[Opening Records supplied section]

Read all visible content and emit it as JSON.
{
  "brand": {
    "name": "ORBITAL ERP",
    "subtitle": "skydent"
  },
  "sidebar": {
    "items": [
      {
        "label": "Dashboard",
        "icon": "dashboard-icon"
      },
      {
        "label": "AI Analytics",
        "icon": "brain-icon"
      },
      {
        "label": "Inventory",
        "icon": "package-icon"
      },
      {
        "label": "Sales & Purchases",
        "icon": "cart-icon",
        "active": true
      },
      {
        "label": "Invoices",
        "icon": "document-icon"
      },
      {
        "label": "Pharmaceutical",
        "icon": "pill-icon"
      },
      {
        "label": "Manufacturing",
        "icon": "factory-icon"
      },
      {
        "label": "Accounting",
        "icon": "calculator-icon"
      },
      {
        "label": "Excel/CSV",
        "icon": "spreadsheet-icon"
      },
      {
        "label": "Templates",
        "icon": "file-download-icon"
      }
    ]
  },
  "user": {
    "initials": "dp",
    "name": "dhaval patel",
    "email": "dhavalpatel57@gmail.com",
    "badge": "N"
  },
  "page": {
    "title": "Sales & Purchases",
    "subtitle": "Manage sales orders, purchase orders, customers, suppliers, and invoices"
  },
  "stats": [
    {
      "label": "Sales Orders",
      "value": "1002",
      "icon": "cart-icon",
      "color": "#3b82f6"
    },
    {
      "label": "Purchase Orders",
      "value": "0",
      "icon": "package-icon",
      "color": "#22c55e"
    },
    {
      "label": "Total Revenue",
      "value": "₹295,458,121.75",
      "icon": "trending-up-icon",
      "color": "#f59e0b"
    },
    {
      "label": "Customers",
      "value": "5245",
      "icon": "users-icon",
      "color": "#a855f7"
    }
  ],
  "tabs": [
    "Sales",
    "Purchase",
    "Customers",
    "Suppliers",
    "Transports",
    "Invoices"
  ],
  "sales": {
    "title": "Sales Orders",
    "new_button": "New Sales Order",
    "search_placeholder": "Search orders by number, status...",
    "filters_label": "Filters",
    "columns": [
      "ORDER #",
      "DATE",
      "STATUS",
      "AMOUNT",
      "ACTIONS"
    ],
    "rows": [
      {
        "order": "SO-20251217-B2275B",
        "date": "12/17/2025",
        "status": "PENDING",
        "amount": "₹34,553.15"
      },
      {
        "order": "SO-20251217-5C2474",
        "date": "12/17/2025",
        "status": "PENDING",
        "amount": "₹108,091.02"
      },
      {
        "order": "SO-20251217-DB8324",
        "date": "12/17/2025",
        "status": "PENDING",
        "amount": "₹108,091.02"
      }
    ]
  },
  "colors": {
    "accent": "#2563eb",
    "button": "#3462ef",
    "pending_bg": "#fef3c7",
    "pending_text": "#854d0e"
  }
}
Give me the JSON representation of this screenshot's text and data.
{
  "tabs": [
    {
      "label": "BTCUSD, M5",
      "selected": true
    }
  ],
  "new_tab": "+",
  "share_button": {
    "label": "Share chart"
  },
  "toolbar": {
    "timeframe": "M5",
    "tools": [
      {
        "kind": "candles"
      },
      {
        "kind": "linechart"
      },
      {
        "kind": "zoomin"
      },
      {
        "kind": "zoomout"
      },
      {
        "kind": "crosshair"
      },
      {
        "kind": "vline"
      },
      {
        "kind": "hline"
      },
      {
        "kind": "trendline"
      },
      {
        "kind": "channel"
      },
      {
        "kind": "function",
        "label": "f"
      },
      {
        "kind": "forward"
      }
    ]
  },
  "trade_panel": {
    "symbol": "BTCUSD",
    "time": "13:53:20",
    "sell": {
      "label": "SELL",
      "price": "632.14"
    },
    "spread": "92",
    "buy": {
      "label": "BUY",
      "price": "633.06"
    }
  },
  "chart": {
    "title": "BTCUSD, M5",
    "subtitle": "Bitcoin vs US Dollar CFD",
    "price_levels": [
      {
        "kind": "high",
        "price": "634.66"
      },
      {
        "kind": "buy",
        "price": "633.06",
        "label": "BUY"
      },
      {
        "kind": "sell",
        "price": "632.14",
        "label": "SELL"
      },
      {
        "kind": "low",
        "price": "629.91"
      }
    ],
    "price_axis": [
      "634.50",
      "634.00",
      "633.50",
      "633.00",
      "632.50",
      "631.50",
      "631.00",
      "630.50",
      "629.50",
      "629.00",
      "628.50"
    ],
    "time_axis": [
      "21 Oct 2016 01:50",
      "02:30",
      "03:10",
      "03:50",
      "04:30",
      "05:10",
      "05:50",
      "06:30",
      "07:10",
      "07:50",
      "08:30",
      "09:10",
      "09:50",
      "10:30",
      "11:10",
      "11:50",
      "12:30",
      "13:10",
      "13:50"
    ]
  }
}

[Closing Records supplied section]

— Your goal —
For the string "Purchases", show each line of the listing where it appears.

— Answer space —
        "label": "Sales & Purchases",
    "title": "Sales & Purchases",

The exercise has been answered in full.